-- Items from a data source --
============================================================

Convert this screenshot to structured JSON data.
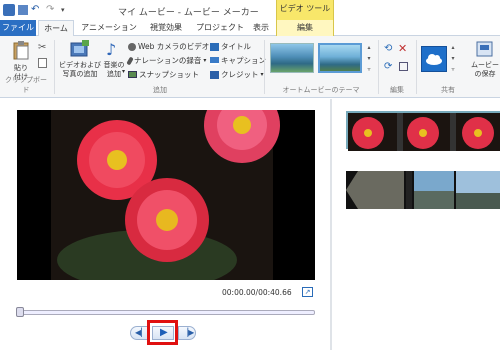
{
  "window": {
    "title": "マイ ムービー - ムービー メーカー",
    "context_tab_group": "ビデオ ツール"
  },
  "tabs": [
    "ファイル",
    "ホーム",
    "アニメーション",
    "視覚効果",
    "プロジェクト",
    "表示",
    "編集"
  ],
  "ribbon": {
    "clipboard": {
      "paste": "貼り\n付け",
      "group": "クリップボード"
    },
    "add": {
      "add_video": "ビデオおよび\n写真の追加",
      "add_music": "音楽の\n追加",
      "webcam": "Web カメラのビデオ",
      "narration": "ナレーションの録音",
      "snapshot": "スナップショット",
      "title": "タイトル",
      "caption": "キャプション",
      "credit": "クレジット",
      "group": "追加"
    },
    "themes": {
      "group": "オートムービーのテーマ"
    },
    "edit": {
      "group": "編集"
    },
    "share": {
      "save_movie": "ムービー\nの保存",
      "group": "共有"
    }
  },
  "player": {
    "time": "00:00.00/00:40.66",
    "progress": 0.0
  },
  "colors": {
    "file_tab": "#2b6fc3",
    "context_tab": "#f8e76a",
    "highlight": "#e01010"
  }
}
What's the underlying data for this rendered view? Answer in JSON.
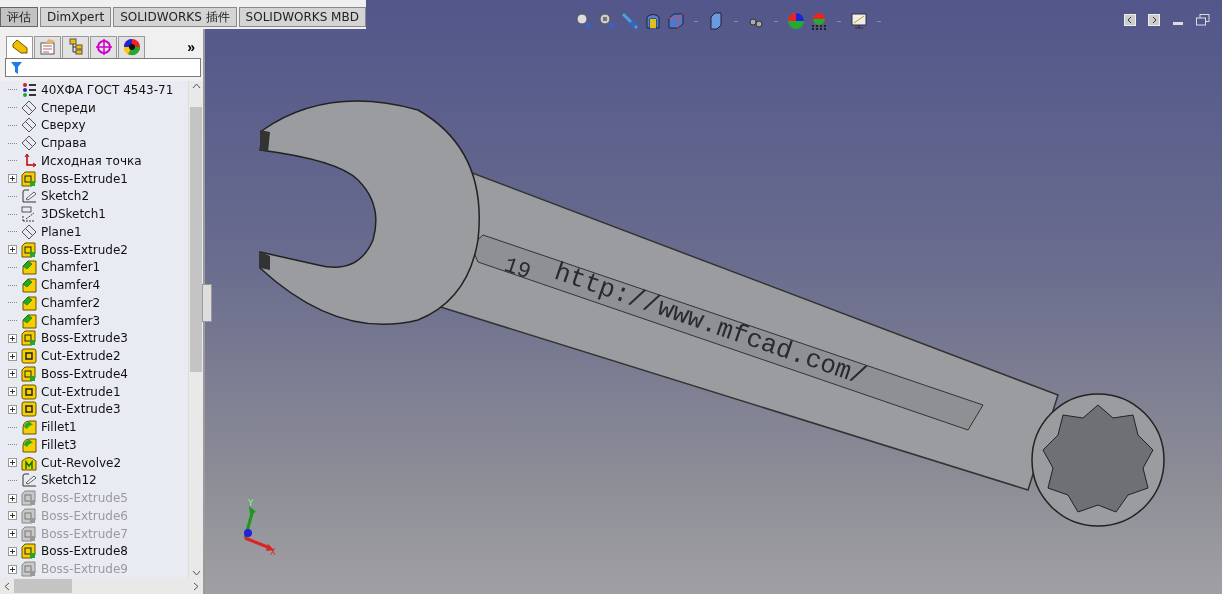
{
  "command_tabs": [
    {
      "label": "评估",
      "selected": true
    },
    {
      "label": "DimXpert",
      "selected": false
    },
    {
      "label": "SOLIDWORKS 插件",
      "selected": false
    },
    {
      "label": "SOLIDWORKS MBD",
      "selected": false
    }
  ],
  "manager_tabs": [
    {
      "kind": "feature",
      "selected": true
    },
    {
      "kind": "property",
      "selected": false
    },
    {
      "kind": "config",
      "selected": false
    },
    {
      "kind": "dimxpert",
      "selected": false
    },
    {
      "kind": "display",
      "selected": false
    }
  ],
  "more_label": "»",
  "feature_tree": [
    {
      "label": "40ХФА ГОСТ 4543-71",
      "kind": "material",
      "expandable": false,
      "suppressed": false
    },
    {
      "label": "Спереди",
      "kind": "plane",
      "expandable": false,
      "suppressed": false
    },
    {
      "label": "Сверху",
      "kind": "plane",
      "expandable": false,
      "suppressed": false
    },
    {
      "label": "Справа",
      "kind": "plane",
      "expandable": false,
      "suppressed": false
    },
    {
      "label": "Исходная точка",
      "kind": "origin",
      "expandable": false,
      "suppressed": false
    },
    {
      "label": "Boss-Extrude1",
      "kind": "boss",
      "expandable": true,
      "suppressed": false
    },
    {
      "label": "Sketch2",
      "kind": "sketch",
      "expandable": false,
      "suppressed": false
    },
    {
      "label": "3DSketch1",
      "kind": "sketch3d",
      "expandable": false,
      "suppressed": false
    },
    {
      "label": "Plane1",
      "kind": "plane",
      "expandable": false,
      "suppressed": false
    },
    {
      "label": "Boss-Extrude2",
      "kind": "boss",
      "expandable": true,
      "suppressed": false
    },
    {
      "label": "Chamfer1",
      "kind": "chamfer",
      "expandable": false,
      "suppressed": false
    },
    {
      "label": "Chamfer4",
      "kind": "chamfer",
      "expandable": false,
      "suppressed": false
    },
    {
      "label": "Chamfer2",
      "kind": "chamfer",
      "expandable": false,
      "suppressed": false
    },
    {
      "label": "Chamfer3",
      "kind": "chamfer",
      "expandable": false,
      "suppressed": false
    },
    {
      "label": "Boss-Extrude3",
      "kind": "boss",
      "expandable": true,
      "suppressed": false
    },
    {
      "label": "Cut-Extrude2",
      "kind": "cut",
      "expandable": true,
      "suppressed": false
    },
    {
      "label": "Boss-Extrude4",
      "kind": "boss",
      "expandable": true,
      "suppressed": false
    },
    {
      "label": "Cut-Extrude1",
      "kind": "cut",
      "expandable": true,
      "suppressed": false
    },
    {
      "label": "Cut-Extrude3",
      "kind": "cut",
      "expandable": true,
      "suppressed": false
    },
    {
      "label": "Fillet1",
      "kind": "fillet",
      "expandable": false,
      "suppressed": false
    },
    {
      "label": "Fillet3",
      "kind": "fillet",
      "expandable": false,
      "suppressed": false
    },
    {
      "label": "Cut-Revolve2",
      "kind": "revolve",
      "expandable": true,
      "suppressed": false
    },
    {
      "label": "Sketch12",
      "kind": "sketch",
      "expandable": false,
      "suppressed": false
    },
    {
      "label": "Boss-Extrude5",
      "kind": "boss",
      "expandable": true,
      "suppressed": true
    },
    {
      "label": "Boss-Extrude6",
      "kind": "boss",
      "expandable": true,
      "suppressed": true
    },
    {
      "label": "Boss-Extrude7",
      "kind": "boss",
      "expandable": true,
      "suppressed": true
    },
    {
      "label": "Boss-Extrude8",
      "kind": "boss",
      "expandable": true,
      "suppressed": false
    },
    {
      "label": "Boss-Extrude9",
      "kind": "boss",
      "expandable": true,
      "suppressed": true
    }
  ],
  "viewport": {
    "engraving_size": "19",
    "engraving_url": "http://www.mfcad.com/",
    "axis_labels": [
      "Y",
      "X"
    ]
  }
}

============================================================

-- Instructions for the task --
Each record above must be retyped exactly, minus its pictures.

-- Exercise solution --
Convert this screenshot to structured JSON data.
{
  "window": {
    "title": "マイ ムービー - ムービー メーカー",
    "context_tab_group": "ビデオ ツール"
  },
  "tabs": [
    "ファイル",
    "ホーム",
    "アニメーション",
    "視覚効果",
    "プロジェクト",
    "表示",
    "編集"
  ],
  "ribbon": {
    "clipboard": {
      "paste": "貼り\n付け",
      "group": "クリップボード"
    },
    "add": {
      "add_video": "ビデオおよび\n写真の追加",
      "add_music": "音楽の\n追加",
      "webcam": "Web カメラのビデオ",
      "narration": "ナレーションの録音",
      "snapshot": "スナップショット",
      "title": "タイトル",
      "caption": "キャプション",
      "credit": "クレジット",
      "group": "追加"
    },
    "themes": {
      "group": "オートムービーのテーマ"
    },
    "edit": {
      "group": "編集"
    },
    "share": {
      "save_movie": "ムービー\nの保存",
      "group": "共有"
    }
  },
  "player": {
    "time": "00:00.00/00:40.66",
    "progress": 0.0
  },
  "colors": {
    "file_tab": "#2b6fc3",
    "context_tab": "#f8e76a",
    "highlight": "#e01010"
  }
}
What's the underlying data for this rendered view? Answer in JSON.
{
  "command_tabs": [
    {
      "label": "评估",
      "selected": true
    },
    {
      "label": "DimXpert",
      "selected": false
    },
    {
      "label": "SOLIDWORKS 插件",
      "selected": false
    },
    {
      "label": "SOLIDWORKS MBD",
      "selected": false
    }
  ],
  "manager_tabs": [
    {
      "kind": "feature",
      "selected": true
    },
    {
      "kind": "property",
      "selected": false
    },
    {
      "kind": "config",
      "selected": false
    },
    {
      "kind": "dimxpert",
      "selected": false
    },
    {
      "kind": "display",
      "selected": false
    }
  ],
  "more_label": "»",
  "feature_tree": [
    {
      "label": "40ХФА ГОСТ 4543-71",
      "kind": "material",
      "expandable": false,
      "suppressed": false
    },
    {
      "label": "Спереди",
      "kind": "plane",
      "expandable": false,
      "suppressed": false
    },
    {
      "label": "Сверху",
      "kind": "plane",
      "expandable": false,
      "suppressed": false
    },
    {
      "label": "Справа",
      "kind": "plane",
      "expandable": false,
      "suppressed": false
    },
    {
      "label": "Исходная точка",
      "kind": "origin",
      "expandable": false,
      "suppressed": false
    },
    {
      "label": "Boss-Extrude1",
      "kind": "boss",
      "expandable": true,
      "suppressed": false
    },
    {
      "label": "Sketch2",
      "kind": "sketch",
      "expandable": false,
      "suppressed": false
    },
    {
      "label": "3DSketch1",
      "kind": "sketch3d",
      "expandable": false,
      "suppressed": false
    },
    {
      "label": "Plane1",
      "kind": "plane",
      "expandable": false,
      "suppressed": false
    },
    {
      "label": "Boss-Extrude2",
      "kind": "boss",
      "expandable": true,
      "suppressed": false
    },
    {
      "label": "Chamfer1",
      "kind": "chamfer",
      "expandable": false,
      "suppressed": false
    },
    {
      "label": "Chamfer4",
      "kind": "chamfer",
      "expandable": false,
      "suppressed": false
    },
    {
      "label": "Chamfer2",
      "kind": "chamfer",
      "expandable": false,
      "suppressed": false
    },
    {
      "label": "Chamfer3",
      "kind": "chamfer",
      "expandable": false,
      "suppressed": false
    },
    {
      "label": "Boss-Extrude3",
      "kind": "boss",
      "expandable": true,
      "suppressed": false
    },
    {
      "label": "Cut-Extrude2",
      "kind": "cut",
      "expandable": true,
      "suppressed": false
    },
    {
      "label": "Boss-Extrude4",
      "kind": "boss",
      "expandable": true,
      "suppressed": false
    },
    {
      "label": "Cut-Extrude1",
      "kind": "cut",
      "expandable": true,
      "suppressed": false
    },
    {
      "label": "Cut-Extrude3",
      "kind": "cut",
      "expandable": true,
      "suppressed": false
    },
    {
      "label": "Fillet1",
      "kind": "fillet",
      "expandable": false,
      "suppressed": false
    },
    {
      "label": "Fillet3",
      "kind": "fillet",
      "expandable": false,
      "suppressed": false
    },
    {
      "label": "Cut-Revolve2",
      "kind": "revolve",
      "expandable": true,
      "suppressed": false
    },
    {
      "label": "Sketch12",
      "kind": "sketch",
      "expandable": false,
      "suppressed": false
    },
    {
      "label": "Boss-Extrude5",
      "kind": "boss",
      "expandable": true,
      "suppressed": true
    },
    {
      "label": "Boss-Extrude6",
      "kind": "boss",
      "expandable": true,
      "suppressed": true
    },
    {
      "label": "Boss-Extrude7",
      "kind": "boss",
      "expandable": true,
      "suppressed": true
    },
    {
      "label": "Boss-Extrude8",
      "kind": "boss",
      "expandable": true,
      "suppressed": false
    },
    {
      "label": "Boss-Extrude9",
      "kind": "boss",
      "expandable": true,
      "suppressed": true
    }
  ],
  "viewport": {
    "engraving_size": "19",
    "engraving_url": "http://www.mfcad.com/",
    "axis_labels": [
      "Y",
      "X"
    ]
  }
}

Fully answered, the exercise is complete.